File Photo: Israeli opposition lawmaker Aryeh Deri in Jerusalem, October 25, 2015.
Under the deal, Deri will also be required to pay a 180,000 shekel (57,000 dollar) fine. But the deal leaves open the possibility that he could return to the Knesset in the near future. The indictment against him will leave out the crime of "moral turpitude,'' which would have barred him from politics for seven years.
The deal sparked criticism from good governance groups, which said it let Deri off easy and paved the way for a swift comeback despite his alleged crimes.
Deri leads the ultra-Orthodox Shas party, which often acts as kingmaker in Israel's coalition governments and currently sits in the opposition.
He is a well-connected, powerful politician whose exit from politics is not expected to loosen his grip on the party. He is widely expected to return to parliament at the helm of Shas whenever next elections are called.

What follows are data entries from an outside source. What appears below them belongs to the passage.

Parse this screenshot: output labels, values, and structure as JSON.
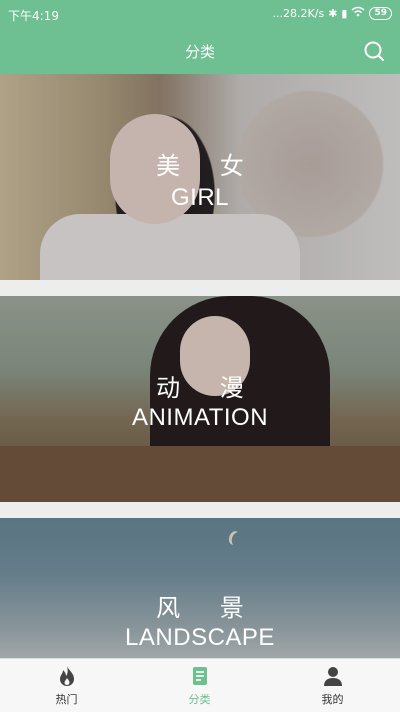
{
  "status_bar": {
    "time": "下午4:19",
    "network_speed": "...28.2K/s",
    "battery": "59"
  },
  "header": {
    "title": "分类"
  },
  "categories": [
    {
      "name_cn": "美 女",
      "name_en": "GIRL"
    },
    {
      "name_cn": "动 漫",
      "name_en": "ANIMATION"
    },
    {
      "name_cn": "风 景",
      "name_en": "LANDSCAPE"
    }
  ],
  "tabbar": {
    "tabs": [
      {
        "label": "热门",
        "icon": "flame-icon"
      },
      {
        "label": "分类",
        "icon": "category-list-icon"
      },
      {
        "label": "我的",
        "icon": "user-icon"
      }
    ],
    "active_index": 1
  },
  "colors": {
    "accent": "#6ec092",
    "tab_inactive": "#333333"
  }
}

Deri was previously sentenced to three years in prison for bribery, fraud and breach of trust in 2000 during a stint as interior minister in the 1990s. He served 22 months in prison but made a political comeback and retook the reins of Shas in 2013.